|Manufactured by||Hitachi, Ltd.|
|Location of historical materials||Hitachi Omori 2nd Bldg., 27-18, Minami Oi 6-chome, Shinagawa-ku, Tokyo, 140-8572 Japan|
|Visitor information||Not open to the public (Ask for a visit)|
In 1967, a national project to develop ultra high-performance electronic computers was initiated, and Hitachi was asked to play the central role. This project brought together the best of Japanese domestic technology. Academia, government and industry provided support and cooperation, and related parties gave their best effort. The machine was completed in 1972.
The HITAC 8700 was developed commercially by using the technological results of this project. It features Japan's first 32-bit virtual addressing architecture, multi-processors sharing main memory, a buffer memory system, and an advanced memory protection mechanism. Performance was at the top level in the world at that time.
It employed IC composed of an average of three gates and LSI composed of an average of 30 gates. The operating time was 1.5 nanoseconds per gate.

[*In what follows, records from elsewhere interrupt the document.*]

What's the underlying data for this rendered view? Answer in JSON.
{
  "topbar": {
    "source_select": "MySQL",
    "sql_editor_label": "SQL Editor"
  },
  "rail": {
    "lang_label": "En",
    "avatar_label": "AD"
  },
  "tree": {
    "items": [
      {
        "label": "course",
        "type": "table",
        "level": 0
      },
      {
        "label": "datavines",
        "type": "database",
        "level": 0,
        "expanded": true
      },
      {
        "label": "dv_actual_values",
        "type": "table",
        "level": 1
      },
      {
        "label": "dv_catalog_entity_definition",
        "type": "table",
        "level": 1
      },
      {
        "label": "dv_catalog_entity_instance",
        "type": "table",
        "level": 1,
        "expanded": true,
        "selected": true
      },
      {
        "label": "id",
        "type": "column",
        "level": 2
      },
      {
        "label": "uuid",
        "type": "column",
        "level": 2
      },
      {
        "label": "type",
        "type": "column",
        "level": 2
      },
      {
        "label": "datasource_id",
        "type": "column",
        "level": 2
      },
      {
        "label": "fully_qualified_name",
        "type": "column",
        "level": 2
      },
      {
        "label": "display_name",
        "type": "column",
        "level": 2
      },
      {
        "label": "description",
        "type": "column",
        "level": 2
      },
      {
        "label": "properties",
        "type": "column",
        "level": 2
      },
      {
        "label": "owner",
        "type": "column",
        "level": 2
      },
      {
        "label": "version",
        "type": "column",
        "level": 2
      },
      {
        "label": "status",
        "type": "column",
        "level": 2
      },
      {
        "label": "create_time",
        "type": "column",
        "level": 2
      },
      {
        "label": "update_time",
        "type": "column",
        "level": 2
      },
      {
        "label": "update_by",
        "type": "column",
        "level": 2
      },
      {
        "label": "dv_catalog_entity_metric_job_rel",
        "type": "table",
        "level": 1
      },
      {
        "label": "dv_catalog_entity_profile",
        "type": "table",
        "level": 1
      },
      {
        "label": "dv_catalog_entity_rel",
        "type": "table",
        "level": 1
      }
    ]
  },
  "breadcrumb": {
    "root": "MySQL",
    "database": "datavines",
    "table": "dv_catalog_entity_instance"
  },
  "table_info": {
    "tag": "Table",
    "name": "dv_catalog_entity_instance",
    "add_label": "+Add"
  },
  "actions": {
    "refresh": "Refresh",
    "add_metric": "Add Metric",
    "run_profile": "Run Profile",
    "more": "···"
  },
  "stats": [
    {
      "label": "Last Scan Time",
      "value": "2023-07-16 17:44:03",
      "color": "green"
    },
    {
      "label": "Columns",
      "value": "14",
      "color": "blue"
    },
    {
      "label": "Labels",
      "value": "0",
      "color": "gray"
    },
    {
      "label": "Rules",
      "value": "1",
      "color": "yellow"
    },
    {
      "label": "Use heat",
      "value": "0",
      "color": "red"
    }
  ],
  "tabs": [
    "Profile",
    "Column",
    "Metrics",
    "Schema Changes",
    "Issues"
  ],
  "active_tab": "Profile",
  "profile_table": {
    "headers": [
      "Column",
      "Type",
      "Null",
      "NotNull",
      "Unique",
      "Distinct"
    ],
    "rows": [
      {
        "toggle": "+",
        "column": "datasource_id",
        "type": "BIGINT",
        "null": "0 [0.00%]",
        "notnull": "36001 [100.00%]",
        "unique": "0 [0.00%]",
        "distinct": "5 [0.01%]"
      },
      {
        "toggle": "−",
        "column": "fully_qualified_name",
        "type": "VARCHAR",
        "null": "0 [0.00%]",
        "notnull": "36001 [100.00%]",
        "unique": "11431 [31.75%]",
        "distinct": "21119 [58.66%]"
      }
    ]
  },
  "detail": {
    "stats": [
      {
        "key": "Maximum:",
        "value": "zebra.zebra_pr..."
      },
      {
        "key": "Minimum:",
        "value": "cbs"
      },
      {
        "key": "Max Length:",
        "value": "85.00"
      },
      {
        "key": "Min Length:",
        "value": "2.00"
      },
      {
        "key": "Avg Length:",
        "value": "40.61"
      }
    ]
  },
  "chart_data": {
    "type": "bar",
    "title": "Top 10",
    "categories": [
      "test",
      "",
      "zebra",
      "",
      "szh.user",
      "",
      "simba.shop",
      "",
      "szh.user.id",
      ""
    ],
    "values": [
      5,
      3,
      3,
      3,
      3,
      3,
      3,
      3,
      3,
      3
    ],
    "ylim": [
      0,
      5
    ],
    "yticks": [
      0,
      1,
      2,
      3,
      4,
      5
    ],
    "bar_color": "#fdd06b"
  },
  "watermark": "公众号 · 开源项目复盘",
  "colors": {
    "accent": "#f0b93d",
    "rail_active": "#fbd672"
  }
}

It achieved higher reliability by retrying an instruction when an error occurred in its execution, correcting an error automatically when it occurred during a memory read, and testing to detect a failure part.
Instructions and arithmetic operations were controlled by microcode stored in a high-speed wire memory. Some processes which were used frequently were implemented by firmware. This enabled those processes to be executed two to three times faster.
The first machine was delivered to the Tokai Bank in May 1972. HITAC 8700 was adopted in the Japanese National Railways seat reservation system (MARS 105), and used for a wide range of applications such as large-scale online systems, bulk batch processing systems, and timesharing systems which were used simultaneously by a lot of users.